Task goal:
Filter the listing below, keeping every line that holds "Show".

- Opening Delimiter -

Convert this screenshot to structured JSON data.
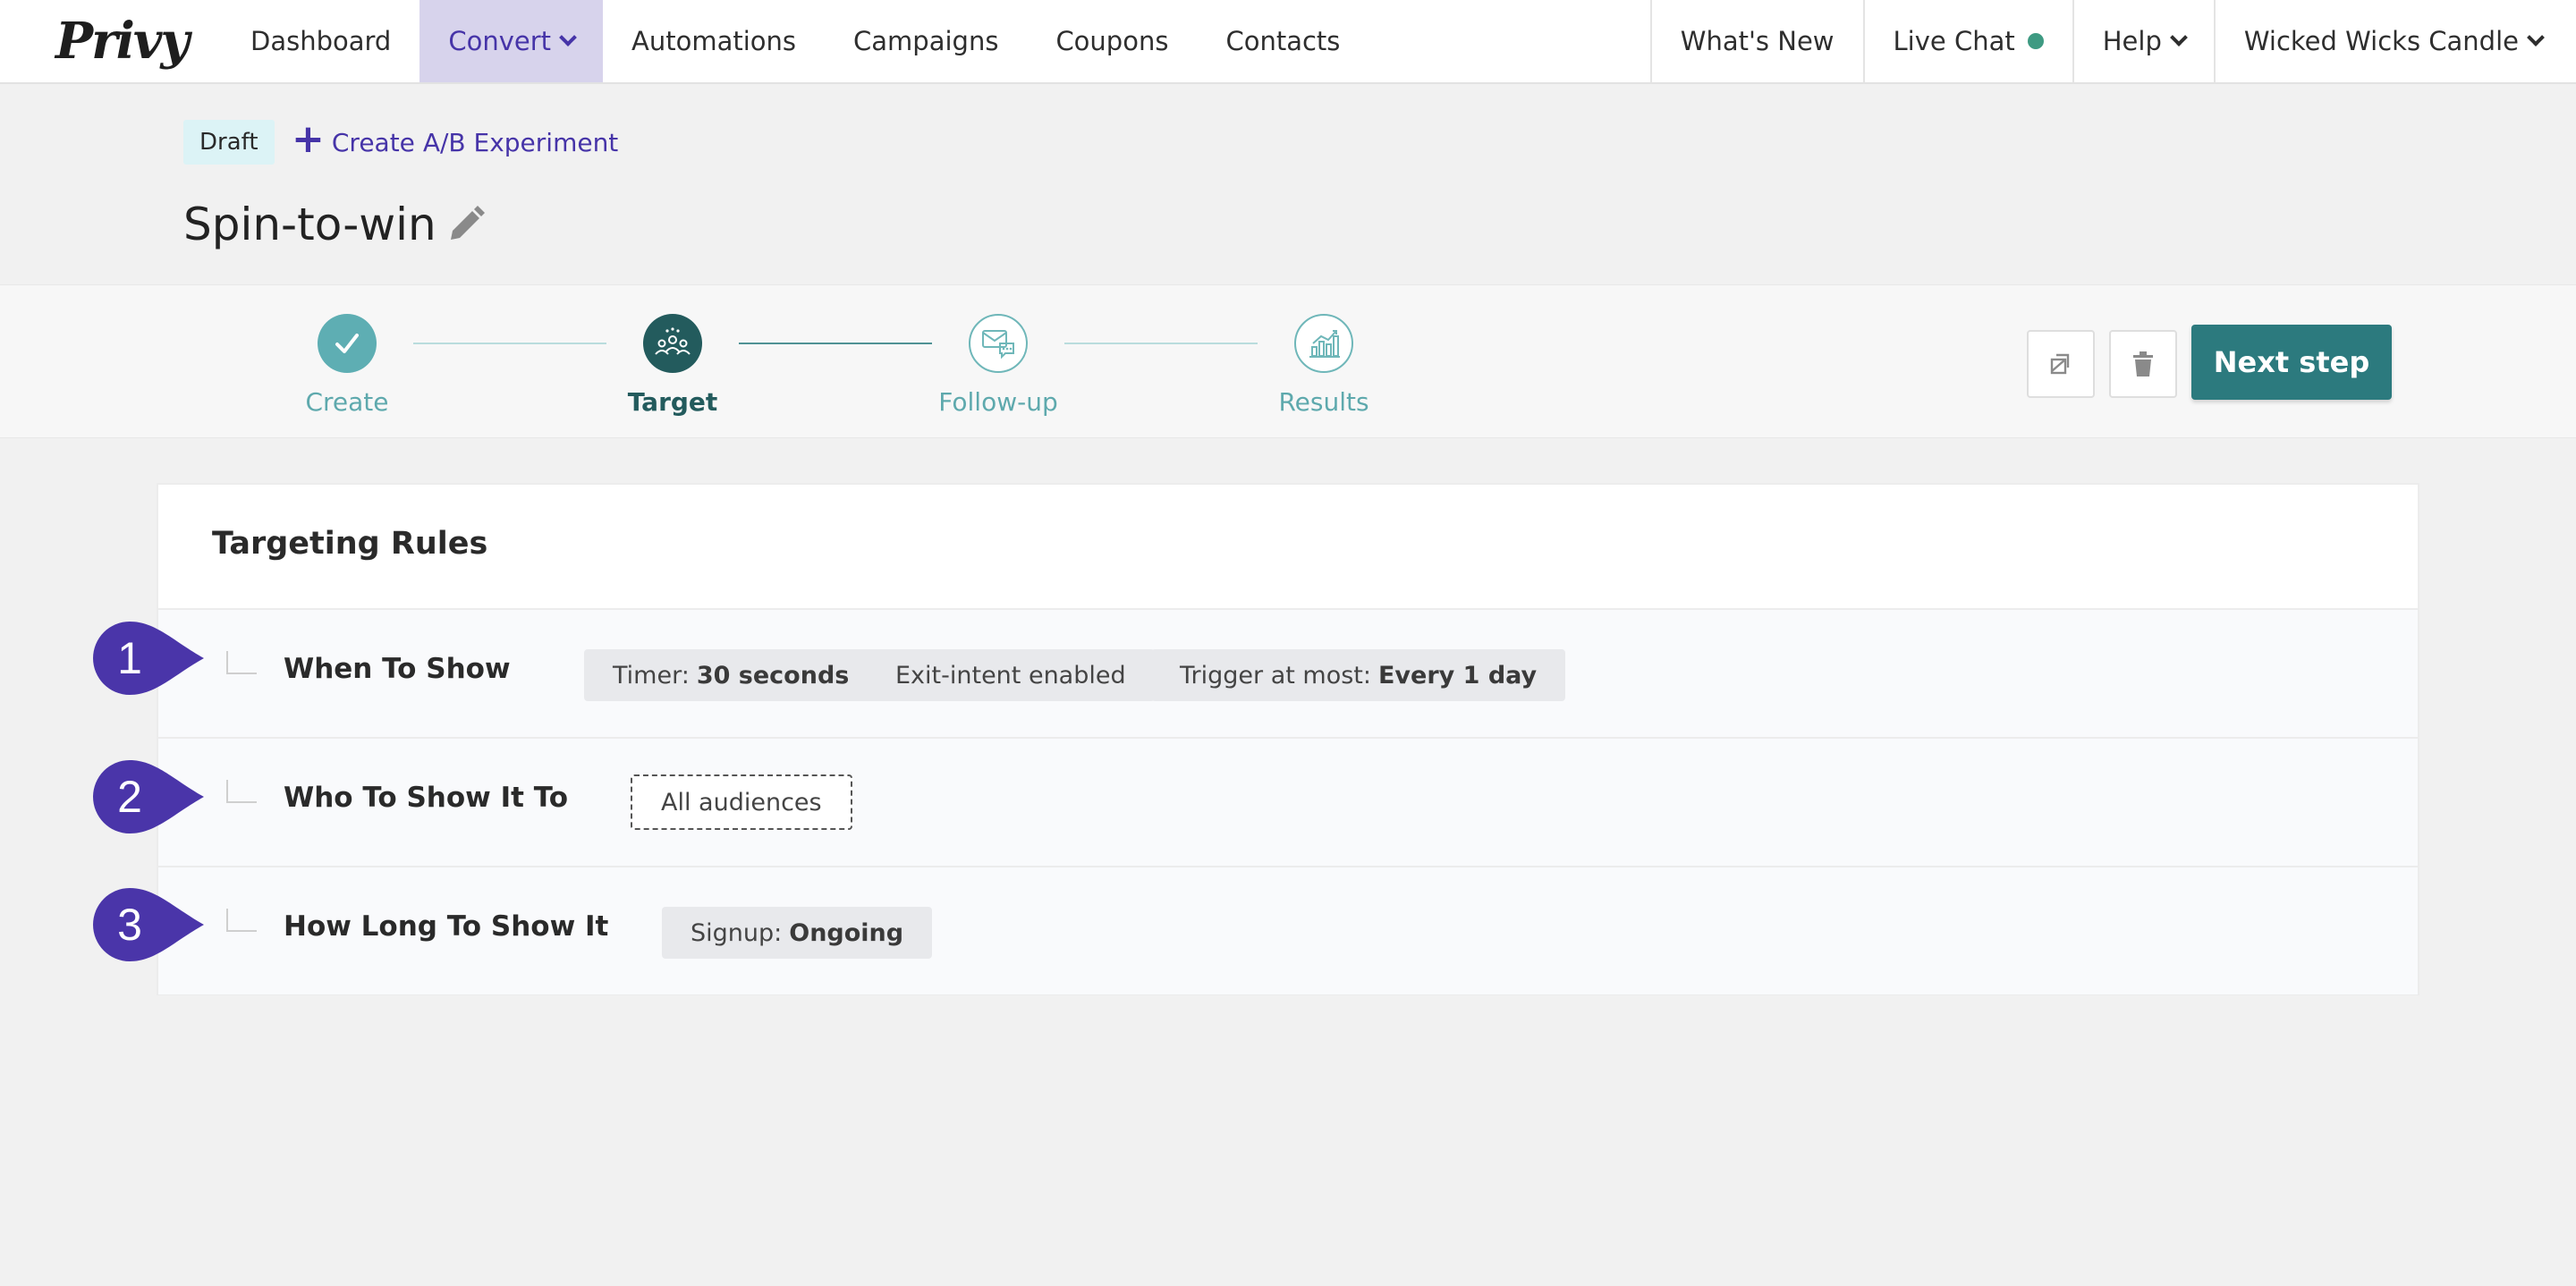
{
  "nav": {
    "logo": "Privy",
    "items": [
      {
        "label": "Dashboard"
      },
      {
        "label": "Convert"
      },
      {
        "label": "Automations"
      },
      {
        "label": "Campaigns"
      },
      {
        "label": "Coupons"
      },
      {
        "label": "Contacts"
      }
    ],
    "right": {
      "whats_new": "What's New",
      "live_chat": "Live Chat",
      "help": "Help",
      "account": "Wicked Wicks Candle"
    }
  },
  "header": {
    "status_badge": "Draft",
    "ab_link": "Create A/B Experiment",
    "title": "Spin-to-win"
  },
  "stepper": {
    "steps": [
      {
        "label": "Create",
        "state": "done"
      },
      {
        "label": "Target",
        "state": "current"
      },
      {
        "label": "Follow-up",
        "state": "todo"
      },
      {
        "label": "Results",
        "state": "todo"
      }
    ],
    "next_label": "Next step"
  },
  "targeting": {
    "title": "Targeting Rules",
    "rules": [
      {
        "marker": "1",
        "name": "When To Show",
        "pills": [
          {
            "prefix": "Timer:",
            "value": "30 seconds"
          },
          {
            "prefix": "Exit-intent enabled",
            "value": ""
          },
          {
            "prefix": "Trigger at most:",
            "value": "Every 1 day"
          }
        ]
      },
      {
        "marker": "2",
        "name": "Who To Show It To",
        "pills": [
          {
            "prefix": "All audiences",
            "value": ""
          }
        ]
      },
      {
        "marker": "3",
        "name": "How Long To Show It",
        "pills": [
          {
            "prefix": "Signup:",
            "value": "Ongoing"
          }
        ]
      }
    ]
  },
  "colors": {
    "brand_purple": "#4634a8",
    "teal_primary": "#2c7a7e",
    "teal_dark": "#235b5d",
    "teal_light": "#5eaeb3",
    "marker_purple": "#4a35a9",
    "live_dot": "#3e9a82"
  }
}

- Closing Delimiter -
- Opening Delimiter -

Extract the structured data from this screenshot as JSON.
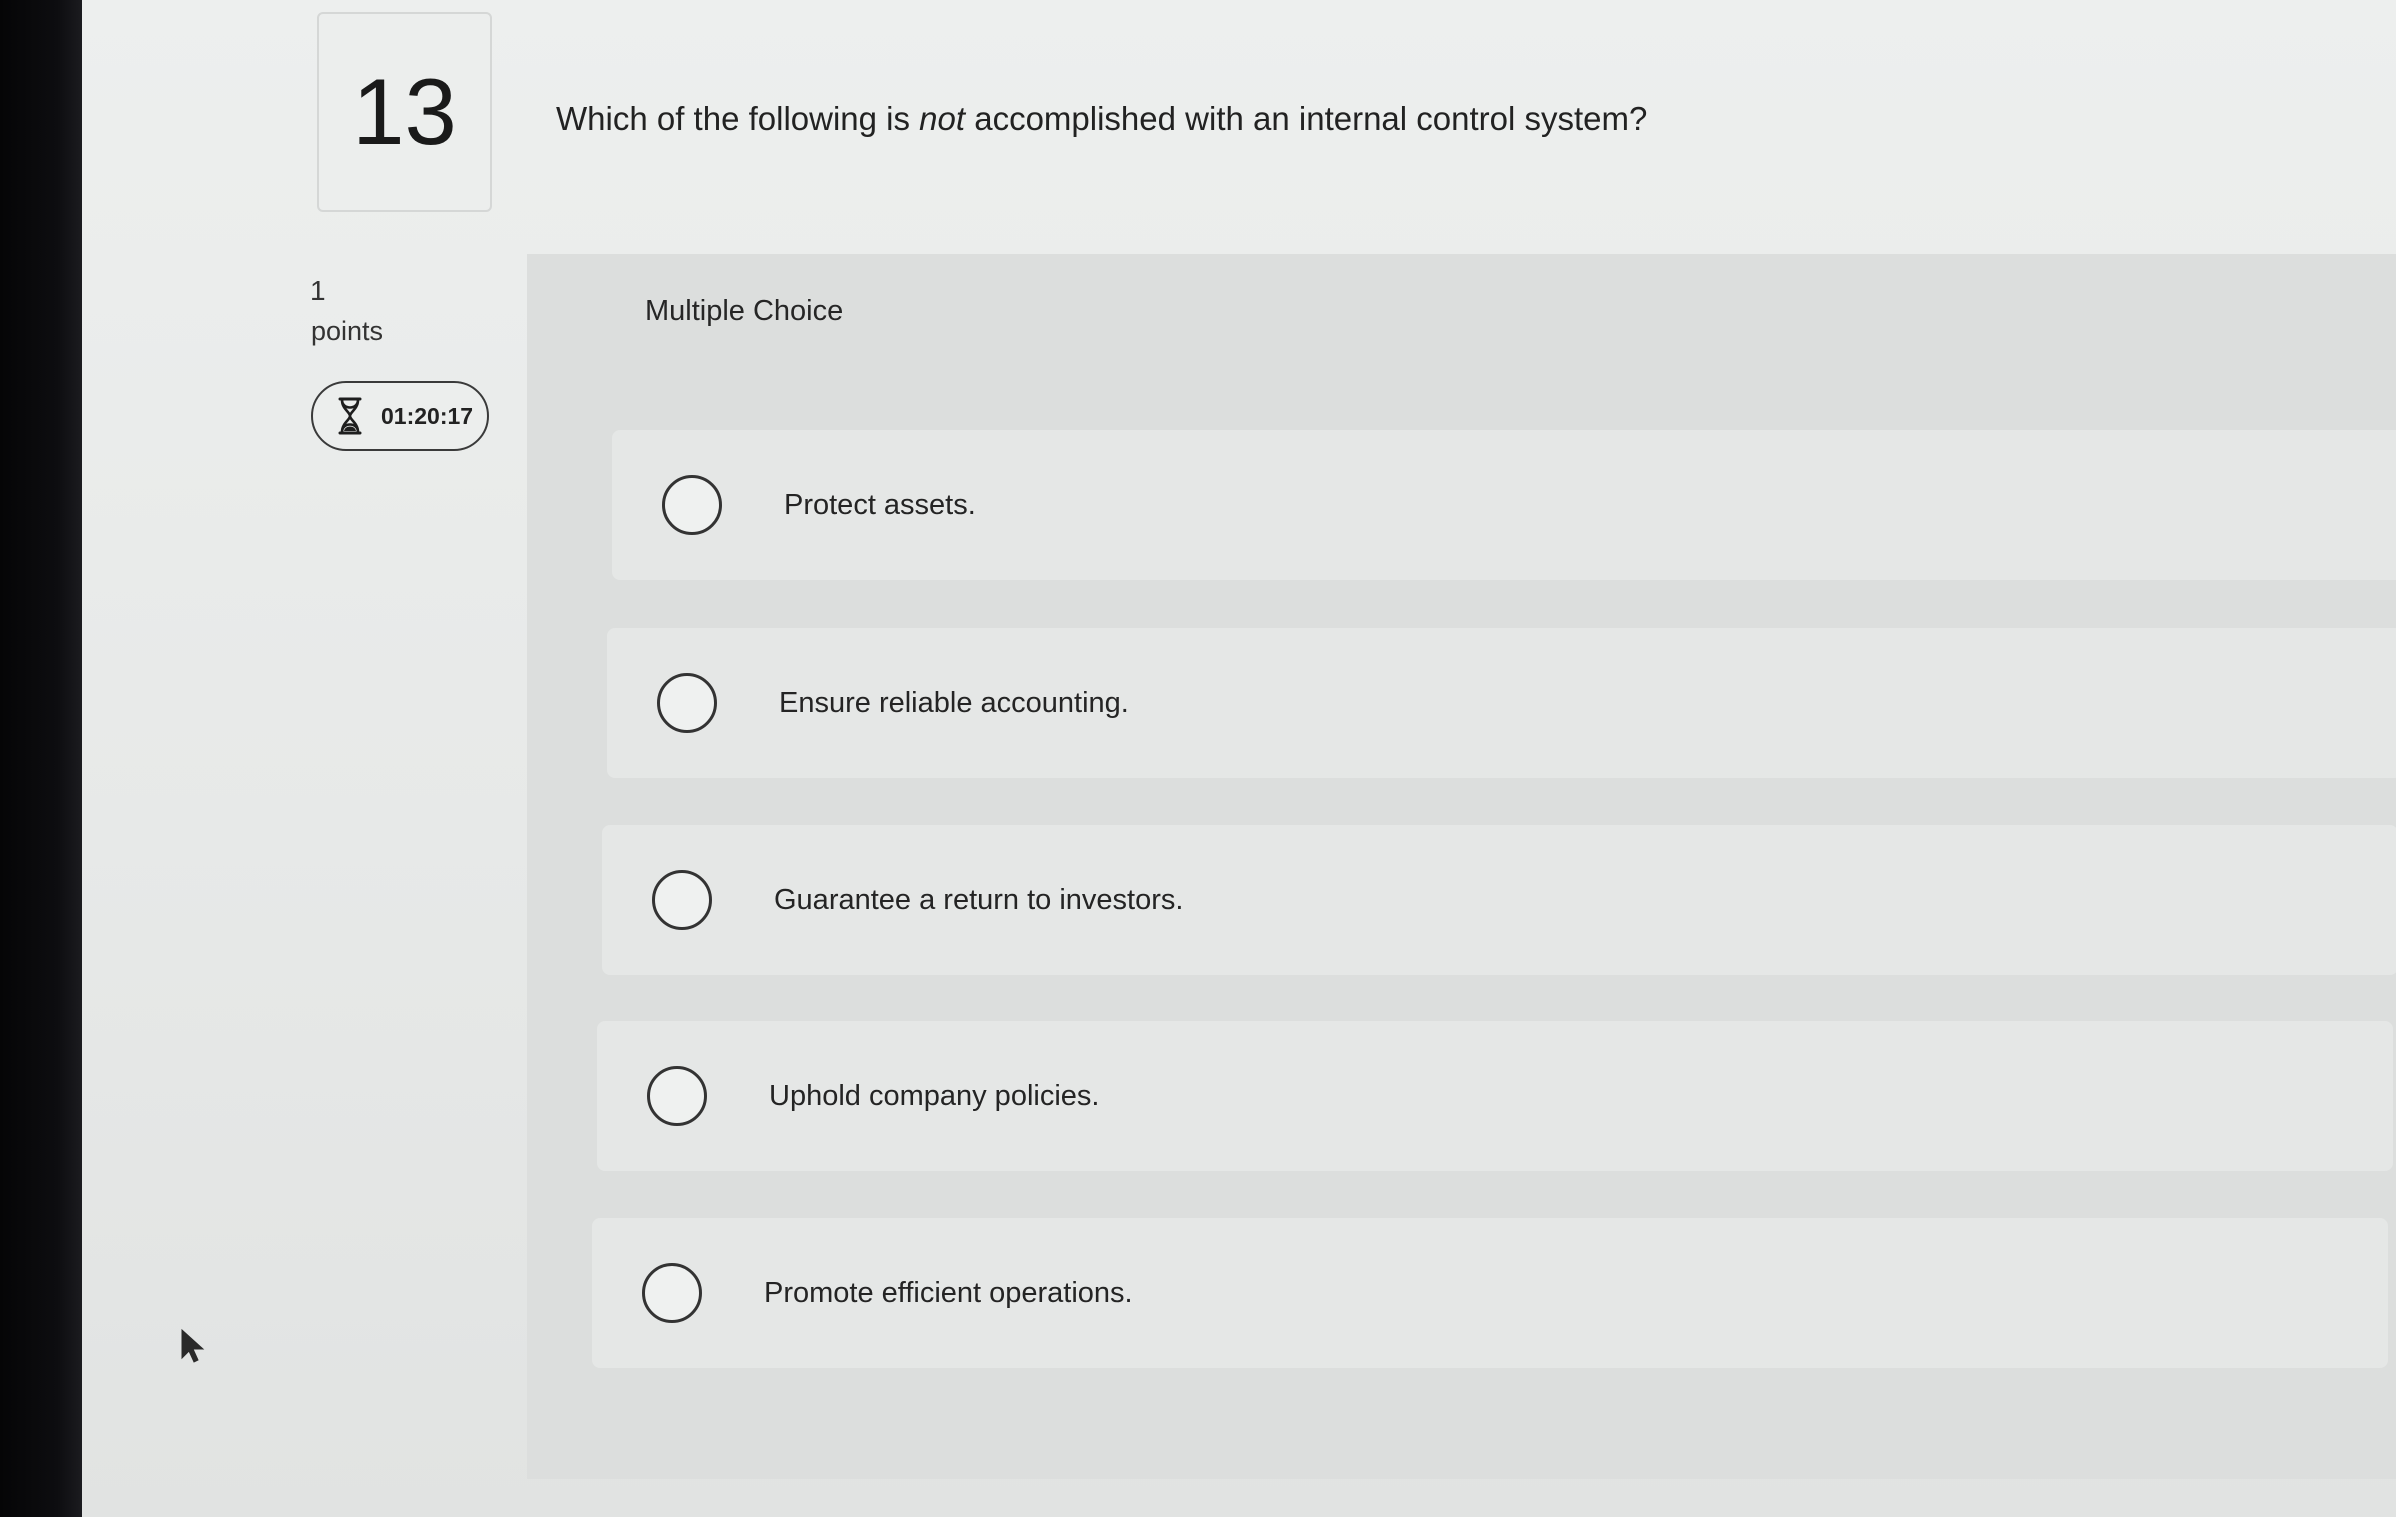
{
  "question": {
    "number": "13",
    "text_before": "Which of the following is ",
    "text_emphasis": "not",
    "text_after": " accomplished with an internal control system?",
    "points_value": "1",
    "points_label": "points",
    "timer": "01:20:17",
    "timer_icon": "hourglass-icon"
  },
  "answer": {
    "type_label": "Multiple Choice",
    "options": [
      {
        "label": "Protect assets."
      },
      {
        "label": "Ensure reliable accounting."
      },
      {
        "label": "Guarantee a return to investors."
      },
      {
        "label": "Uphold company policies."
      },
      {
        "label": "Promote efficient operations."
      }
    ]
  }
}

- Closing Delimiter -

Exercise answer:
        "name": "When To Show",
        "name": "Who To Show It To",
        "name": "How Long To Show It",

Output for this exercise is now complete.